Monday, 28 February 2011
There's a way to go before the map, with pins, appears for us (and more importantly young people in search of careers information) to play with, but now the questionnaires are all up for you in a rough format. There are separate questionnaires for working science people, students or those in training, retired science people, and organisations or teams within organisations. (Science in this context very much includes technology, engineering and maths.)
They are in rough format, just to collect information so that the map has pins when it launches.
If you'd like to put yourself or your organisation in pre-launch, have a photo ready to upload that you like, and remember you don't need to give your full or real name. Make a cup of tea (or coffee, anything really)
and settle for about half an hour to answer the questions that will form your profile on the map.
The questionnaires can be accessed from the Science Council website.
The other development last week is that the Norwich Research Park turned out in the cold for a very impressive 200 person 'Portrait' of themselves for the map. Massive thanks to all of them and to the BBSRC's Dee Rawsthorne who organised it, and Andrew Chapple who took this film of proceedings.
The picture will, eventually, be dotted with profile pins. Do not be daunted by this very special image! Place portraits of smaller work teams, in the warm, also very welcome. If you do make one of these place-portraits soon for your organisation/team please keep hold of it until further notice.
If you're planning a Big Picture like this, please get in touch, as it would be great to record the process and the final photography, and I can offer you some advice too, based on how your image will be finally presented.
Please get in touch with Katie Walsh if you have any questions.

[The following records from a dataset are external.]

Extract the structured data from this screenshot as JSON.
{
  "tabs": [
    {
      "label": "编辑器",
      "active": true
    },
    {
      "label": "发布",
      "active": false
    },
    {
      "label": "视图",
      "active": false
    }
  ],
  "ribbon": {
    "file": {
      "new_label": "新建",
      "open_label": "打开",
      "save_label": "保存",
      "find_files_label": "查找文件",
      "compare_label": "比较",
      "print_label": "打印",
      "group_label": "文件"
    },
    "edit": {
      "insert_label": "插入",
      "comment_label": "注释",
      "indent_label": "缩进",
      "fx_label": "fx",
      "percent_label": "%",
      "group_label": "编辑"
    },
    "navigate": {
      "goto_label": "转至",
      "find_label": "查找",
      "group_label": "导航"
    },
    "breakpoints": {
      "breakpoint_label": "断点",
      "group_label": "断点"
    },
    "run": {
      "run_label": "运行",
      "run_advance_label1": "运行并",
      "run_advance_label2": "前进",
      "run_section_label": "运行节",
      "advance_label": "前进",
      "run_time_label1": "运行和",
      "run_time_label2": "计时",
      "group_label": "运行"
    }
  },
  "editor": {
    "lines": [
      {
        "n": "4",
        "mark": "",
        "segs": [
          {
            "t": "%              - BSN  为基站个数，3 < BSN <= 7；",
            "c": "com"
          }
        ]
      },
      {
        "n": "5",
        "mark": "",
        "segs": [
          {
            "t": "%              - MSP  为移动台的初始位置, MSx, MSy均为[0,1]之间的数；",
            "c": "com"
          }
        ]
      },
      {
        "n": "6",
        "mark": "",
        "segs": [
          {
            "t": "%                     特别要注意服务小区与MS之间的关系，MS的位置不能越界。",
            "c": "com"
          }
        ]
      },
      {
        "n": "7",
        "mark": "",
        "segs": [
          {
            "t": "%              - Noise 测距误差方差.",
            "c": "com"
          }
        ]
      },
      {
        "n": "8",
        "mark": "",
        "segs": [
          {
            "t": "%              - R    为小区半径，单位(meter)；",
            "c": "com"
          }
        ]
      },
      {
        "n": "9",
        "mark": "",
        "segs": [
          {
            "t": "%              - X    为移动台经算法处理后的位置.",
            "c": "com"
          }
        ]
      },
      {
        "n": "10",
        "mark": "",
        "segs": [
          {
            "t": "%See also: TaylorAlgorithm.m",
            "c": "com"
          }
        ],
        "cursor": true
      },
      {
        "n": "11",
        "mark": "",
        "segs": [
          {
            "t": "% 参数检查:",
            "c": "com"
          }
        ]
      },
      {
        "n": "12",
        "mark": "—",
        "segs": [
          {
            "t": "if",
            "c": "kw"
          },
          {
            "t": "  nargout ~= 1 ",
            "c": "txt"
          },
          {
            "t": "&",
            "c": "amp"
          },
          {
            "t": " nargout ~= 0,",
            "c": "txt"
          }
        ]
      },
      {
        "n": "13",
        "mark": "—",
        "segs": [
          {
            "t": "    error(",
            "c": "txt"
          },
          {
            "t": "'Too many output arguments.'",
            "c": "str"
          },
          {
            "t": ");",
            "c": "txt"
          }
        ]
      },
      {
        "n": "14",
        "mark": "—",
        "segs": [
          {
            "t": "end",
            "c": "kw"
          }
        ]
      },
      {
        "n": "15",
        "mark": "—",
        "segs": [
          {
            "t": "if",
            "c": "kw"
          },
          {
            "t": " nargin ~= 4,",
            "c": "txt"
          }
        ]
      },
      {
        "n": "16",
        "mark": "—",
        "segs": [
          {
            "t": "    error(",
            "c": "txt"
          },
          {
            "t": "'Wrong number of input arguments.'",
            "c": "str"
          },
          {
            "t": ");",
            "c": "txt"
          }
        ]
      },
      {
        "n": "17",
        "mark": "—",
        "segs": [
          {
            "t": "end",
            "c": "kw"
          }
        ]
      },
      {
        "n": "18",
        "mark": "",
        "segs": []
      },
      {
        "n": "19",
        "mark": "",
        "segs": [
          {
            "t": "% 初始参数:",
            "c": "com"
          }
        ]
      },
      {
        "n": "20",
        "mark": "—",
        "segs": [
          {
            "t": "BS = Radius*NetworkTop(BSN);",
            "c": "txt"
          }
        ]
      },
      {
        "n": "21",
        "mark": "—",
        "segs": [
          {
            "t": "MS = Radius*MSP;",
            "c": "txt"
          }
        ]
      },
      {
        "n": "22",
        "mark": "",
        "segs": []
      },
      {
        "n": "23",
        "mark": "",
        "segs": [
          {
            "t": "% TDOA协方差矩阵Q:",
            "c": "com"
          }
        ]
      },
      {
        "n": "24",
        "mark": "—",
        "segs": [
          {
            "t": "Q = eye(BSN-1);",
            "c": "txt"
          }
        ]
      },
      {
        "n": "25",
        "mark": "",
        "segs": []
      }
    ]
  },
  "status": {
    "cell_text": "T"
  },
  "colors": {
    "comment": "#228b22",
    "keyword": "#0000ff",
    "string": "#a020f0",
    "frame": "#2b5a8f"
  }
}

Thursday, 17 February 2011
In the run up to the Festival in 2010, we worked with Nowgen, Contact and the University of Manchester to delve into the exciting mix of science, ethics and performance. Together, we worked with a group of young performers and science undergraduates to create a short, thought-provoking performance based on the theme of Human Enhancement.
First came a series of workshops with researchers and ethicists from Manchester and across the UK, including Dr Mark Gasson (the first man to be infected with a computer virus), covering the research into and bioethical concerns about Human Enhancement.
|The performance was shown alongside a debate at the Zion Arts Centre.|
Over a period of 4 weeks, the group came together to debate, research and think about how researchers are pushing the boundaries of what it means to be human. Using the science and ethics as the theme and inspiration, the group created a short performace incorporating ideas from these discussions. A mix of acting, music, rap and circus skills, the performance brought together an exciting mix of performance styles. This was premiered on stage in the Manchester Arndale, the city's busiest shopping area, taking science to the streets and engaging people who might not attend a Festival event. The performance was then run alongside a debate chaired by Sarah Chan.
Most of the group who developed the final performances hadn’t studied science after their GCSEs but said that they were amazed by the research they discovered and really enjoyed getting to grips with science again.
“I’ve learned more about science… I didn’t really pay attention in school to science. Now I’ve got involved with this it’s opened my eyes more to where science is going to in the future.”
“I thought when I finished science at school I would never have to think about science again,
and I’ve learned it’s around us all the time and I should maybe pay more attention – I might blink and the world could be a completely different place.”
We captured the project on video which you can see below. It gives highlights from the project and the performance and interviews with some of the participants and project leaders.
Thanks to Andy Miah for the photo of the event at the Zion Arts Centre. You can see more on his Flickr profile.
If you would like a copy of the project evaluation for Seeking Perfection, please get in contact with Natalie Ireland, Festival Director.
Thursday, 3 February 2011
A new project led by the Science Council aims to uncover ‘hidden’ careers in STEM subjects so that teenagers can see that they are surrounded by science, at all levels and being done by all sorts of people, which will hopefully persuade them to continue to study science.
The Hidden Science Map aims to make a real variety of interesting STEM careers visible to teenagers.
How can I get involved?
This pilot project is developing a website, set to launch on 10 March 2011, which will present photos and profiles of people in ‘hidden’, surprising, interesting, in fact all STEM careers across the UK. These profiles will be dotted across a Google-based map, set to eventually cover the whole country but starting in a few cities with a strong science community, including Manchester.
The project leader, Katie Walsh, is looking for anyone and everyone who studied science, technology, engineering or maths post 18, and uses their qualification in their work life to upload a profile and picture.
The map will have another layer of organised portraits of STEM places of work, featuring lots of individual STEM workers there, if you’d like to plan and submit one of these for your organisation please get in touch with Katie, otherwise any individual STEM people should stand by for further info of how to upload a profile and picture when the Hidden Science Map is open for business in a week or so.
Katie Walsh can be contacted at the Science Council via email: K.email@example.com.